If you want to create an exercise program and get the most out of it, consider why you want to exercise. What is your purpose? Is it fitness and wellness? Is it about weight reduction or management? Or maybe it’s for stress reduction – but whatever your purpose, you must keep it in mind when you are developing the habit of exercise. Begin with the end in mind – think about what you want to accomplish, and concentrate your attention on moving toward that outcome.
The Mayo Clinic says that “exercise in almost any form can act as a stress reliever.” Some people like strength and resistance exercises like weight-lifting or running, others like smooth and subtle movements like yoga or Tai Chi.
But whatever style of exercise you choose, it’s likely to help you handle the stresses of your life better. Here are five guidelines on setting up an appropriate exercise program for yourself and your family.
1. Start at your level. It makes no sense to start too fast – it won’t get you there any quicker, and risks injury, exhaustion or frustration. If you are already somewhat fit, begin your chosen exercise with patience as well as enthusiasm – pace yourself.
If you have not or someone in your family has not exercised much recently, it’s essential to start very slowly. In fact, you may want to consult your family doctor of chiropractic, medical doctor or personal trainer, someone knowledgeable on the subject, for some advice on the appropriate exercises, intensity, or length of sessions.
The Department of Health and Human Services suggests 150 minutes each week of moderate exercise like walking or swimming, or 75 minutes of intense exercise like running, plus two strength and resistance workouts, like weightlifting or stretching therapy bands.
2. Commit to a schedule. Look at your weekly calendar, and decide where the natural windows are available for inserting your exercise sessions. If you are going to exercise three, four, five days a week or more, you may want to pick a time of day, like early morning or late afternoon.
Or, if your schedule varies from day to day, you’ll need to patch exercise sessions into whatever slot will accommodate you – but if you’re serious about exercise, especially as a stress reducer, you’ll need to arrange your week accordingly.

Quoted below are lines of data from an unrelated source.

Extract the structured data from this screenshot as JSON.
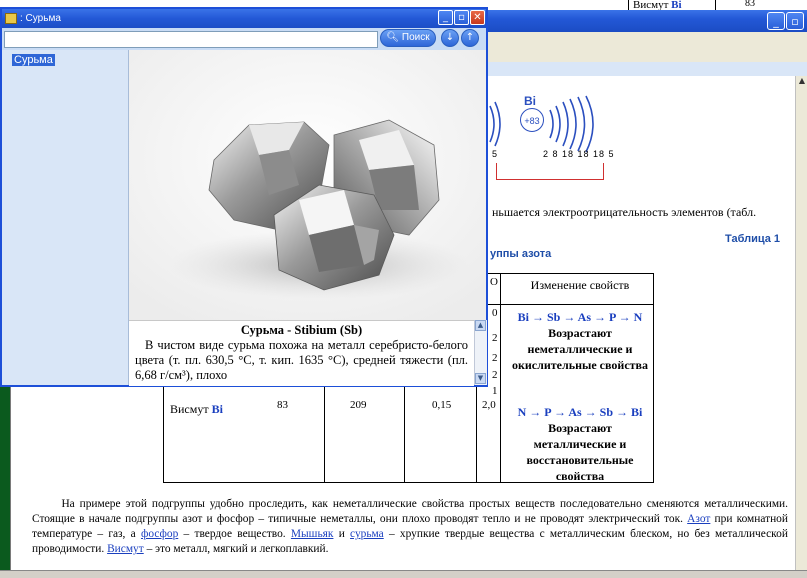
{
  "front_window": {
    "title": ": Сурьма",
    "search_button": "Поиск",
    "sidebar_item": "Сурьма",
    "caption_title": "Сурьма - Stibium (Sb)",
    "caption_text": "В чистом виде сурьма похожа на металл серебристо-белого цвета (т. пл. 630,5 °C, т. кип. 1635 °C), средней тяжести (пл. 6,68 г/см³), плохо"
  },
  "background": {
    "top_cell_text": "Висмут",
    "top_cell_symbol": "Bi",
    "top_num": "83",
    "atom_symbol": "Bi",
    "atom_nucleus": "+83",
    "shell_numbers": "2  8  18 18  18  5",
    "shell_left_num": "5",
    "text_electroneg": "ньшается электроотрицательность элементов (табл.",
    "table_caption": "Таблица 1",
    "group_title": "уппы азота",
    "col_o": "О",
    "col_change": "Изменение свойств",
    "nums_col": [
      "0",
      "2",
      "2",
      "2",
      "1"
    ],
    "row_bismuth_name": "Висмут",
    "row_bismuth_symbol": "Bi",
    "row_bismuth_z": "83",
    "row_bismuth_mass": "209",
    "row_bismuth_radius": "0,15",
    "row_bismuth_eo": "2,0",
    "chain_down": "Bi → Sb → As → P → N",
    "prop_down": "Возрастают неметаллические и окислительные свойства",
    "chain_up": "N → P → As → Sb → Bi",
    "prop_up": "Возрастают металлические и восстановительные свойства",
    "para_1": "На примере этой подгруппы удобно проследить, как неметаллические свойства простых веществ последовательно сменяются металлическими. Стоящие в начале подгруппы азот и фосфор – типичные неметаллы, они плохо проводят тепло и не проводят электрический ток.",
    "link_azot": "Азот",
    "para_2": "при комнатной температуре – газ, а",
    "link_fosfor": "фосфор",
    "para_3": "– твердое вещество.",
    "link_arsenic": "Мышьяк",
    "para_4": "и",
    "link_antimony": "сурьма",
    "para_5": "– хрупкие твердые вещества с металлическим блеском, но без металлической проводимости.",
    "link_bismuth": "Висмут",
    "para_6": "– это металл, мягкий и легкоплавкий."
  },
  "icons": {
    "app": "app-icon",
    "search": "search-icon",
    "back": "back-arrow-icon",
    "forward": "forward-arrow-icon",
    "minimize": "minimize-icon",
    "maximize": "maximize-icon",
    "close": "close-icon",
    "scroll_up": "scroll-up-icon",
    "scroll_down": "scroll-down-icon"
  },
  "colors": {
    "titlebar": "#2358d6",
    "link": "#1a3fbf",
    "desktop": "#0b5a1e",
    "close_button": "#c7381c"
  }
}
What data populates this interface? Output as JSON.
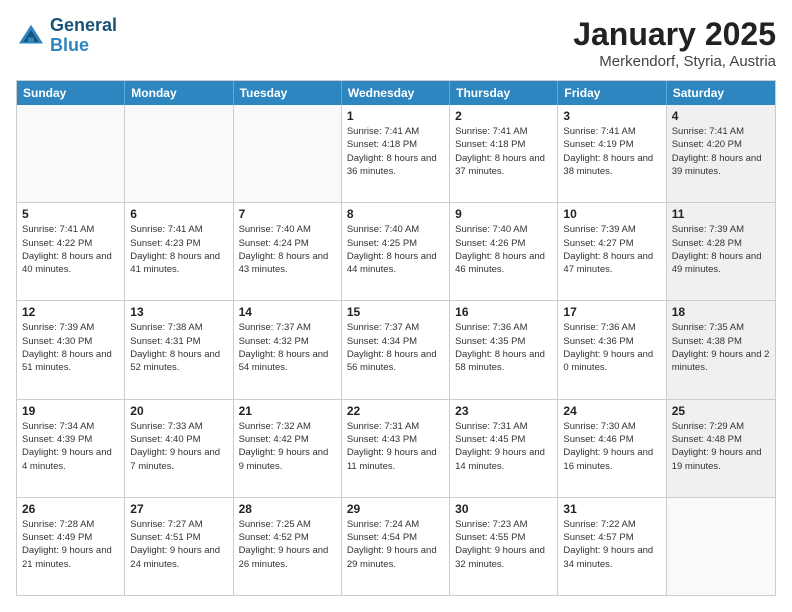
{
  "header": {
    "logo_line1": "General",
    "logo_line2": "Blue",
    "title": "January 2025",
    "subtitle": "Merkendorf, Styria, Austria"
  },
  "days_of_week": [
    "Sunday",
    "Monday",
    "Tuesday",
    "Wednesday",
    "Thursday",
    "Friday",
    "Saturday"
  ],
  "weeks": [
    [
      {
        "day": "",
        "info": "",
        "empty": true
      },
      {
        "day": "",
        "info": "",
        "empty": true
      },
      {
        "day": "",
        "info": "",
        "empty": true
      },
      {
        "day": "1",
        "info": "Sunrise: 7:41 AM\nSunset: 4:18 PM\nDaylight: 8 hours and 36 minutes.",
        "empty": false
      },
      {
        "day": "2",
        "info": "Sunrise: 7:41 AM\nSunset: 4:18 PM\nDaylight: 8 hours and 37 minutes.",
        "empty": false
      },
      {
        "day": "3",
        "info": "Sunrise: 7:41 AM\nSunset: 4:19 PM\nDaylight: 8 hours and 38 minutes.",
        "empty": false
      },
      {
        "day": "4",
        "info": "Sunrise: 7:41 AM\nSunset: 4:20 PM\nDaylight: 8 hours and 39 minutes.",
        "empty": false,
        "shaded": true
      }
    ],
    [
      {
        "day": "5",
        "info": "Sunrise: 7:41 AM\nSunset: 4:22 PM\nDaylight: 8 hours and 40 minutes.",
        "empty": false
      },
      {
        "day": "6",
        "info": "Sunrise: 7:41 AM\nSunset: 4:23 PM\nDaylight: 8 hours and 41 minutes.",
        "empty": false
      },
      {
        "day": "7",
        "info": "Sunrise: 7:40 AM\nSunset: 4:24 PM\nDaylight: 8 hours and 43 minutes.",
        "empty": false
      },
      {
        "day": "8",
        "info": "Sunrise: 7:40 AM\nSunset: 4:25 PM\nDaylight: 8 hours and 44 minutes.",
        "empty": false
      },
      {
        "day": "9",
        "info": "Sunrise: 7:40 AM\nSunset: 4:26 PM\nDaylight: 8 hours and 46 minutes.",
        "empty": false
      },
      {
        "day": "10",
        "info": "Sunrise: 7:39 AM\nSunset: 4:27 PM\nDaylight: 8 hours and 47 minutes.",
        "empty": false
      },
      {
        "day": "11",
        "info": "Sunrise: 7:39 AM\nSunset: 4:28 PM\nDaylight: 8 hours and 49 minutes.",
        "empty": false,
        "shaded": true
      }
    ],
    [
      {
        "day": "12",
        "info": "Sunrise: 7:39 AM\nSunset: 4:30 PM\nDaylight: 8 hours and 51 minutes.",
        "empty": false
      },
      {
        "day": "13",
        "info": "Sunrise: 7:38 AM\nSunset: 4:31 PM\nDaylight: 8 hours and 52 minutes.",
        "empty": false
      },
      {
        "day": "14",
        "info": "Sunrise: 7:37 AM\nSunset: 4:32 PM\nDaylight: 8 hours and 54 minutes.",
        "empty": false
      },
      {
        "day": "15",
        "info": "Sunrise: 7:37 AM\nSunset: 4:34 PM\nDaylight: 8 hours and 56 minutes.",
        "empty": false
      },
      {
        "day": "16",
        "info": "Sunrise: 7:36 AM\nSunset: 4:35 PM\nDaylight: 8 hours and 58 minutes.",
        "empty": false
      },
      {
        "day": "17",
        "info": "Sunrise: 7:36 AM\nSunset: 4:36 PM\nDaylight: 9 hours and 0 minutes.",
        "empty": false
      },
      {
        "day": "18",
        "info": "Sunrise: 7:35 AM\nSunset: 4:38 PM\nDaylight: 9 hours and 2 minutes.",
        "empty": false,
        "shaded": true
      }
    ],
    [
      {
        "day": "19",
        "info": "Sunrise: 7:34 AM\nSunset: 4:39 PM\nDaylight: 9 hours and 4 minutes.",
        "empty": false
      },
      {
        "day": "20",
        "info": "Sunrise: 7:33 AM\nSunset: 4:40 PM\nDaylight: 9 hours and 7 minutes.",
        "empty": false
      },
      {
        "day": "21",
        "info": "Sunrise: 7:32 AM\nSunset: 4:42 PM\nDaylight: 9 hours and 9 minutes.",
        "empty": false
      },
      {
        "day": "22",
        "info": "Sunrise: 7:31 AM\nSunset: 4:43 PM\nDaylight: 9 hours and 11 minutes.",
        "empty": false
      },
      {
        "day": "23",
        "info": "Sunrise: 7:31 AM\nSunset: 4:45 PM\nDaylight: 9 hours and 14 minutes.",
        "empty": false
      },
      {
        "day": "24",
        "info": "Sunrise: 7:30 AM\nSunset: 4:46 PM\nDaylight: 9 hours and 16 minutes.",
        "empty": false
      },
      {
        "day": "25",
        "info": "Sunrise: 7:29 AM\nSunset: 4:48 PM\nDaylight: 9 hours and 19 minutes.",
        "empty": false,
        "shaded": true
      }
    ],
    [
      {
        "day": "26",
        "info": "Sunrise: 7:28 AM\nSunset: 4:49 PM\nDaylight: 9 hours and 21 minutes.",
        "empty": false
      },
      {
        "day": "27",
        "info": "Sunrise: 7:27 AM\nSunset: 4:51 PM\nDaylight: 9 hours and 24 minutes.",
        "empty": false
      },
      {
        "day": "28",
        "info": "Sunrise: 7:25 AM\nSunset: 4:52 PM\nDaylight: 9 hours and 26 minutes.",
        "empty": false
      },
      {
        "day": "29",
        "info": "Sunrise: 7:24 AM\nSunset: 4:54 PM\nDaylight: 9 hours and 29 minutes.",
        "empty": false
      },
      {
        "day": "30",
        "info": "Sunrise: 7:23 AM\nSunset: 4:55 PM\nDaylight: 9 hours and 32 minutes.",
        "empty": false
      },
      {
        "day": "31",
        "info": "Sunrise: 7:22 AM\nSunset: 4:57 PM\nDaylight: 9 hours and 34 minutes.",
        "empty": false
      },
      {
        "day": "",
        "info": "",
        "empty": true,
        "shaded": true
      }
    ]
  ]
}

3. Enjoy yourself. Since almost any exercise will turn on your endorphins, reducing your stress and making you feel better, choose something you like doing, so you want to do it. Until you make it a habit, you’ll have to overcome the natural inertia that’s left over from your pre-exercise days. If you pick something you get pleasure from, like walking on the beach, playing a favorite sport, riding a bike, or practicing martial arts, as just a few examples, it’s more likely that you make them part of your lifestyle instead of just something that you force yourself to do.
4. Persist until the new habit is established. Conditioning a new behavior may take weeks or even months – that’s why it’s so important to decide on a schedule and commit to it, and to pick something you like doing. You’re creating new patterns of activity for yourself, which build muscle and give your brain more to work with, so you become not only healthier, but better in every way.

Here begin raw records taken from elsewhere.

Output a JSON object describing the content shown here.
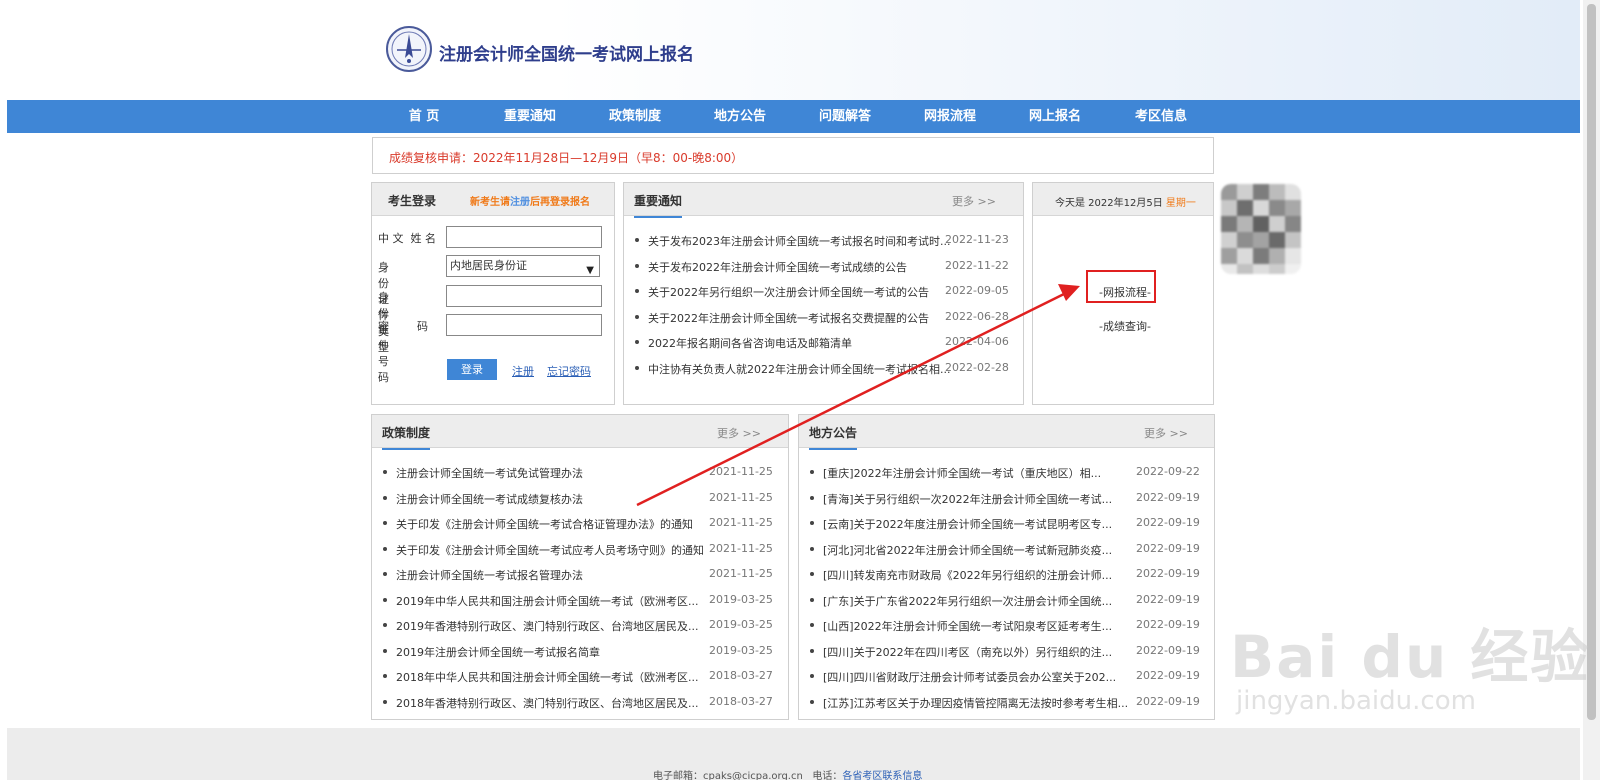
{
  "site": {
    "title": "注册会计师全国统一考试网上报名"
  },
  "nav": [
    "首 页",
    "重要通知",
    "政策制度",
    "地方公告",
    "问题解答",
    "网报流程",
    "网上报名",
    "考区信息"
  ],
  "notice": "成绩复核申请：2022年11月28日—12月9日（早8：00-晚8:00）",
  "login": {
    "title": "考生登录",
    "hint_pre": "新考生请",
    "hint_link": "注册",
    "hint_post": "后再登录报名",
    "name_label": "中 文  姓 名",
    "id_type_label": "身份证件类型",
    "id_type_value": "内地居民身份证",
    "id_no_label": "身份证件号码",
    "password_label": "密        码",
    "login_button": "登录",
    "register_link": "注册",
    "forgot_link": "忘记密码"
  },
  "important": {
    "title": "重要通知",
    "more": "更多 >>",
    "items": [
      {
        "text": "关于发布2023年注册会计师全国统一考试报名时间和考试时...",
        "date": "2022-11-23"
      },
      {
        "text": "关于发布2022年注册会计师全国统一考试成绩的公告",
        "date": "2022-11-22"
      },
      {
        "text": "关于2022年另行组织一次注册会计师全国统一考试的公告",
        "date": "2022-09-05"
      },
      {
        "text": "关于2022年注册会计师全国统一考试报名交费提醒的公告",
        "date": "2022-06-28"
      },
      {
        "text": "2022年报名期间各省咨询电话及邮箱清单",
        "date": "2022-04-06"
      },
      {
        "text": "中注协有关负责人就2022年注册会计师全国统一考试报名相...",
        "date": "2022-02-28"
      }
    ]
  },
  "sidebar": {
    "date_prefix": "今天是 2022年12月5日",
    "weekday": "星期一",
    "link1": "-网报流程-",
    "link2": "-成绩查询-"
  },
  "policy": {
    "title": "政策制度",
    "more": "更多 >>",
    "items": [
      {
        "text": "注册会计师全国统一考试免试管理办法",
        "date": "2021-11-25"
      },
      {
        "text": "注册会计师全国统一考试成绩复核办法",
        "date": "2021-11-25"
      },
      {
        "text": "关于印发《注册会计师全国统一考试合格证管理办法》的通知",
        "date": "2021-11-25"
      },
      {
        "text": "关于印发《注册会计师全国统一考试应考人员考场守则》的通知",
        "date": "2021-11-25"
      },
      {
        "text": "注册会计师全国统一考试报名管理办法",
        "date": "2021-11-25"
      },
      {
        "text": "2019年中华人民共和国注册会计师全国统一考试（欧洲考区...",
        "date": "2019-03-25"
      },
      {
        "text": "2019年香港特别行政区、澳门特别行政区、台湾地区居民及...",
        "date": "2019-03-25"
      },
      {
        "text": "2019年注册会计师全国统一考试报名简章",
        "date": "2019-03-25"
      },
      {
        "text": "2018年中华人民共和国注册会计师全国统一考试（欧洲考区...",
        "date": "2018-03-27"
      },
      {
        "text": "2018年香港特别行政区、澳门特别行政区、台湾地区居民及...",
        "date": "2018-03-27"
      }
    ]
  },
  "local": {
    "title": "地方公告",
    "more": "更多 >>",
    "items": [
      {
        "text": "[重庆]2022年注册会计师全国统一考试（重庆地区）相...",
        "date": "2022-09-22"
      },
      {
        "text": "[青海]关于另行组织一次2022年注册会计师全国统一考试...",
        "date": "2022-09-19"
      },
      {
        "text": "[云南]关于2022年度注册会计师全国统一考试昆明考区专...",
        "date": "2022-09-19"
      },
      {
        "text": "[河北]河北省2022年注册会计师全国统一考试新冠肺炎疫...",
        "date": "2022-09-19"
      },
      {
        "text": "[四川]转发南充市财政局《2022年另行组织的注册会计师...",
        "date": "2022-09-19"
      },
      {
        "text": "[广东]关于广东省2022年另行组织一次注册会计师全国统...",
        "date": "2022-09-19"
      },
      {
        "text": "[山西]2022年注册会计师全国统一考试阳泉考区延考考生...",
        "date": "2022-09-19"
      },
      {
        "text": "[四川]关于2022年在四川考区（南充以外）另行组织的注...",
        "date": "2022-09-19"
      },
      {
        "text": "[四川]四川省财政厅注册会计师考试委员会办公室关于202...",
        "date": "2022-09-19"
      },
      {
        "text": "[江苏]江苏考区关于办理因疫情管控隔离无法按时参考考生相...",
        "date": "2022-09-19"
      }
    ]
  },
  "footer": {
    "email_label": "电子邮箱：",
    "email": "cpaks@cicpa.org.cn",
    "phone_label": "电话：",
    "phone_link": "各省考区联系信息"
  },
  "watermark": {
    "main": "Bai du 经验",
    "sub": "jingyan.baidu.com"
  },
  "colors": {
    "nav": "#3f86d6",
    "notice_red": "#d93a2b",
    "hint_orange": "#f07a19",
    "annotation_red": "#e02020"
  }
}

5. Choose targets. Keep track of your accomplishments, and aim for the next level of achievement, as it fits your objectives. Find ways to measure or calibrate your success – weights, times, repetitions, pounds lost, or whatever works for you. Charting your progress is fun and productive, and keeps you growing and moving forward.
Some people like to exercise on their own, while others like to have a buddy or accountability partner. Some like to do the same routine for years, while others prefer to change up their exercise program, daily, weekly, monthly or seasonally. Some like vigorous activity, others prefer something more mellow and meditative – but that’s the beauty of exercise. No matter what exercise you do, it will help you unwind, ease your stress and make you feel better overall